The Liberal Democrat MP, Michael Moore, is to introduce a bill legally binding the country to spend 0.7% of its gross national income (GNI) on overseas aid in perpetuity. A curious piece of legislation when we have no idea how our GNI will fluctuate over time. The bill raises two immediate questions;
- What happens if we end up on our ‘beam ends’, how could it be justifiable to give away money that was needed at home?
- Who decides where the money is spent? Do we, the voters, have a say in the allocation of the money?
Frequently our overseas aid is given to less than transparent governments who spend it on private jets for their tyrannical and insane dictators. Often, too, it is spent in countries that already have a high GNI and are able to spend significant sums on nuclear weapons, defence systems, space exploration etc. yet still claiming they need aid from the UK.
From the article “Just send £700 and you’ll help an aid boss with his bar bill“ by Rod Liddle in the Sunday Times 6th July 2014;
“The real beneficiary of Michael’s enormous generosity on our behalf, however, will not be the Indian astronauts or even the African tyrants. It will be the vast, British-based aid industry that sustains itself on such largesse, with humungous salaries, plush offices, contentious and fatuous advertising campaigns, a multitude of lobbyists swathed in self-righteousness, hugely expensive foreign trips and trebles all round. And the bosses of these organisations will shake their heads sadly when you question this expenditure as being, maybe not what the public thinks it should be paying for and tell you that it’s all sadly, terribly necessary.”
“They need that infrastructure, they need to pay top dollar to get the best people, because that means those impecunious peasants will get the best deal possible. And they need to raise your awareness of the very real issues facing the impoverished billions of the Third World. Although they would rather not raise your awareness when it comes to their own accounts.

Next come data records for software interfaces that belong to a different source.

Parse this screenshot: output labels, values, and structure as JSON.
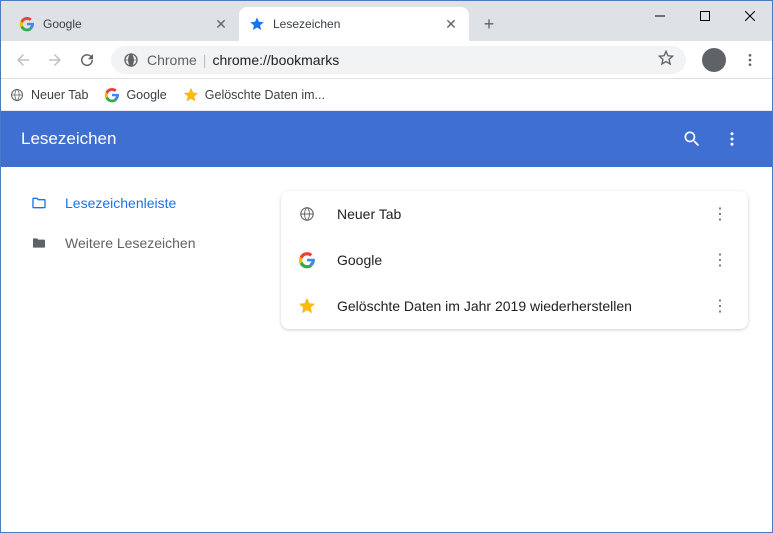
{
  "window": {
    "tabs": [
      {
        "title": "Google",
        "icon": "google"
      },
      {
        "title": "Lesezeichen",
        "icon": "star-blue"
      }
    ],
    "active_tab_index": 1
  },
  "toolbar": {
    "omnibox_prefix": "Chrome",
    "omnibox_url": "chrome://bookmarks"
  },
  "bookmarks_bar": [
    {
      "label": "Neuer Tab",
      "icon": "globe"
    },
    {
      "label": "Google",
      "icon": "google"
    },
    {
      "label": "Gelöschte Daten im...",
      "icon": "star-yellow"
    }
  ],
  "manager": {
    "title": "Lesezeichen",
    "sidebar": [
      {
        "label": "Lesezeichenleiste",
        "selected": true
      },
      {
        "label": "Weitere Lesezeichen",
        "selected": false
      }
    ],
    "items": [
      {
        "label": "Neuer Tab",
        "icon": "globe"
      },
      {
        "label": "Google",
        "icon": "google"
      },
      {
        "label": "Gelöschte Daten im Jahr 2019 wiederherstellen",
        "icon": "star-yellow"
      }
    ]
  }
}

We had an example of this last week, with a National Audit Office investigation of something called the Private Infrastructure Development Group (PIDG). These corporate monkeys swallowed some £414m of taxpayers’ money since 2012; the figure is expected to rise to £700m in the near future. The National Audit Office castigated this hitherto mysterious institution for being just a tad lax on its old administrative costs and also for a lack of transparency. The 15 directors of the PIDG’s subsidiary, GuarantCo, spent extortionate sums on air travel and hotel expenses.”
“A chap called Ted Rule, for example, managed to spend close to £3,000 getting himself to Stockholm for a meeting — presumably he was carried on a golden litter by Filipino dwarves. And once in Sweden, he obviously needed some light refreshments — another £700-plus down the Swanee. One Rule for the rich, huh, Ted? Four of the directors had to fly to the balmy and congenial island of Mauritius for an important meeting, again racking up thousands of pounds. Why Mauritius, you ask? Because GuarantCo, along with another PIDG subsidiary, is incorporated there. Why is it incorporated there? Because Mauritius is a corporate tax haven.”
“I wonder if I am alone in finding that arrangement ever so slightly suspect. Or is it the case that when it comes to overseas aid, the normal rules simply don’t apply?
Every objection is assuaged with the practised response that it’s all for the good of the poor old Africans. Yeah, as they say, right. It’s a racket — and good luck with your bill, Mr Moore.”
While the above article comes across as hyper-critical of the management of charitable organisations, the example given isn’t the first I’ve read of what seems like excessive expenditure from people who purport to be in it for the less-advantaged and not for themselves.
My feeling is that charities need to be more transparent with their spending so that people who donate to good causes are clear how their money is spent. I also find it hard to understand why we continue to pay out billions in aid to countries with nuclear weapons programs and space programs – these are luxury projects not necessities. And the fact that taxpayers’ money buys greater opulence for corrupt presidents of poor countries is frankly a disgrace.
UKIP believes that the whole issue of overseas aid needs to be reviewed (not ring-fenced as the coalition have done, and certainly not enshrined in law as the Lib Dems are proposing). There are situations in countries that are clearly desperate, and as a wealthy nation we have a responsibility to help. But at the same time, the government’s first priority must be to act for the good of the citizens of the UK and so when times are tough (as they have been recently) a significant portion of the £12bn pa currently set aside for aid should be allocated to take care of the people of the UK.